One of the hardest questions Nordic skiers face on a daily basis is whether to wax up their classic skis or simply whip out their skate gear and go. Spend precious time layering and corking in kickwax or get instant gratification on your skate skis? Hmmm…
OK, I’m usually guilty of the latter. I can squeeze in an hour-long skate workout before work, dressed warm for the cold pre-dawn temps, and show up at the office feeling the endorphins from a brisk aerobic session. Messing around with kickwax is not something one feels inspired to do at a dark trailhead early in the morning. Skate skiing is not only great for turbo personalities who want to maximize their workout time in a time-crunched schedule, it also comes more naturally to me and feels faster (=more fun). I like the smooth rhythm that is easily achieved, the speedy glide and relative agility of shorter skate skis. During longer skate sessions, I lose track of time and thought and simply inhale crisp mountain air, pole and glide (repeat a few hundred times…).
One of my favorite workouts as a racer was skating intervals on the Soldier Hollow trails in Midway, UT. Hammer uphill, super fun downhill with a few rollers thrown in there. For longer skate ski workouts, nothing beats skiing the trails at Daniel’s Summit off of Hwy 40 or Mirror Lake Highway in the Uintas, but get out early to beat the snowmobiles for fresh corduroy.
However, as much as I love skating, there is nothing quite like striding in perfect tracks with bombproof kick. Skiers describe those easy waxing days as ‘extra blue’ because typically when the tracks are fresh, cold (~20F) and hardpacked, Swix Extra Blue kickwax is the one to grab. In those conditions, there’s no ‘if’ in waxing, kick is always solid and glide is fast. You know that when you throw a few layers of kickwax on at the trailhead, you won’t be re-waxing 1km down the trail, desperately hoping that you brought the right wax with you, or turning your ski into a frustrating double pole session. On those days, the time and effort spent waxing will be worth it. There’s nothing that quite compares to classic skiing on narrow trails through the woods in the natural rhythm of kick, glide, kick, glide. Someday we’ll all have the time to fiddle with classic wax and nail the right wax for every condition; until then, I’m a extra blue-only classic skier. But, when Mother Nature grants me perfect conditions, I seize the moment.

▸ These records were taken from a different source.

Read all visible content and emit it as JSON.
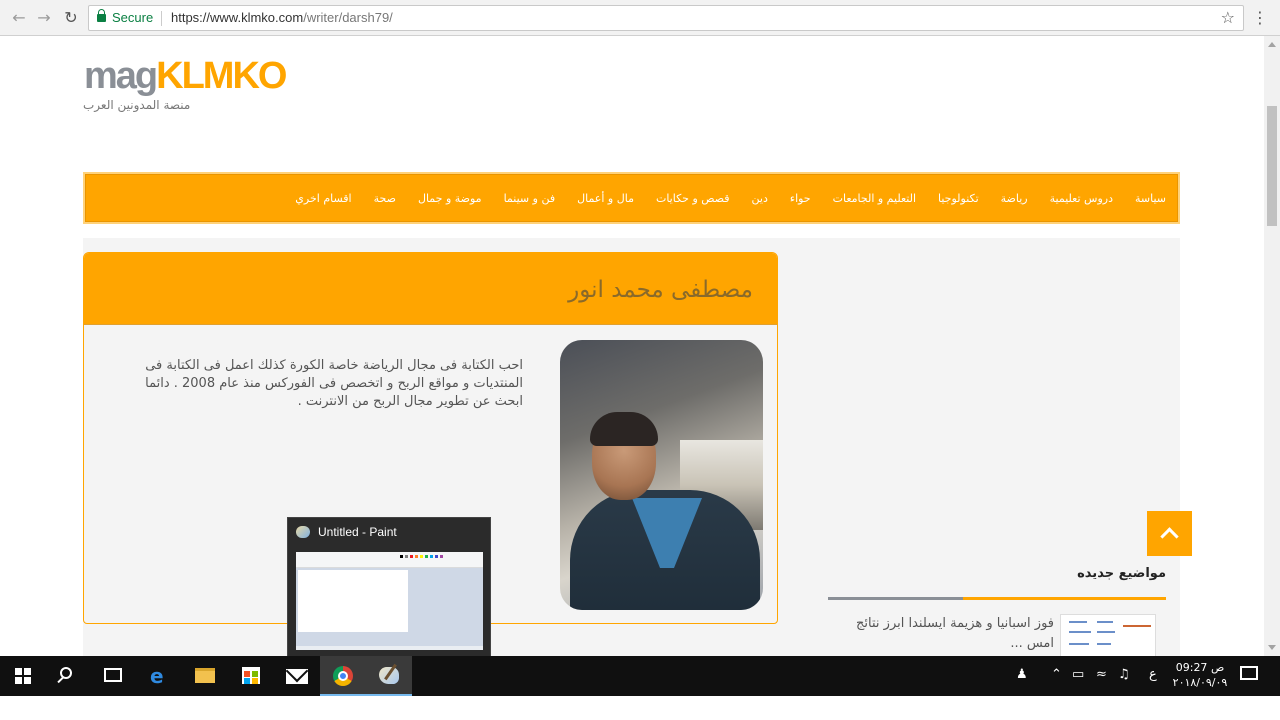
{
  "browser": {
    "secure_label": "Secure",
    "url_host": "https://www.klmko.com",
    "url_path": "/writer/darsh79/"
  },
  "site": {
    "logo_mag": "mag",
    "logo_klmko": "KLMKO",
    "tagline": "منصة المدونين العرب",
    "accent_color": "#ffa500"
  },
  "nav": {
    "items": [
      "سياسة",
      "دروس تعليمية",
      "رياضة",
      "تكنولوجيا",
      "التعليم و الجامعات",
      "حواء",
      "دين",
      "قصص و حكايات",
      "مال و أعمال",
      "فن و سينما",
      "موضة و جمال",
      "صحة",
      "اقسام اخري"
    ]
  },
  "author": {
    "name": "مصطفى محمد انور",
    "bio": "احب الكتابة فى مجال الرياضة خاصة الكورة كذلك اعمل فى الكتابة فى المنتديات و مواقع الربح و اتخصص فى الفوركس منذ عام 2008 . دائما ابحث عن تطوير مجال الربح من الانترنت ."
  },
  "sidebar": {
    "new_topics_title": "مواضيع جديده",
    "topic_title": "فوز اسبانيا و هزيمة ايسلندا ابرز نتائج امس ..."
  },
  "paint_popup": {
    "title": "Untitled - Paint"
  },
  "taskbar": {
    "lang": "ع",
    "time": "09:27 ص",
    "date": "٢٠١٨/٠٩/٠٩",
    "icons": [
      "windows-start-icon",
      "search-icon",
      "task-view-icon",
      "edge-icon",
      "file-explorer-icon",
      "store-icon",
      "mail-icon",
      "chrome-icon",
      "paint-icon"
    ]
  }
}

Because the two techniques use different ranges of motion, its good for your body to experience both. Classic skiing stretches out your body in a way that skate skiing doesn’t and provides release for wound up muscles. I use this rule of thumb: if its an extra blue day, always classic ski. Serious Nordic racers might disagree since training should ideally be split 50-50 between skate and classic, but it works for me. You’ll probably still end up skating more than you classic ski but at least you’ll take advantage of the good days.
Writer: Evelyn Dong, Jans Content Writer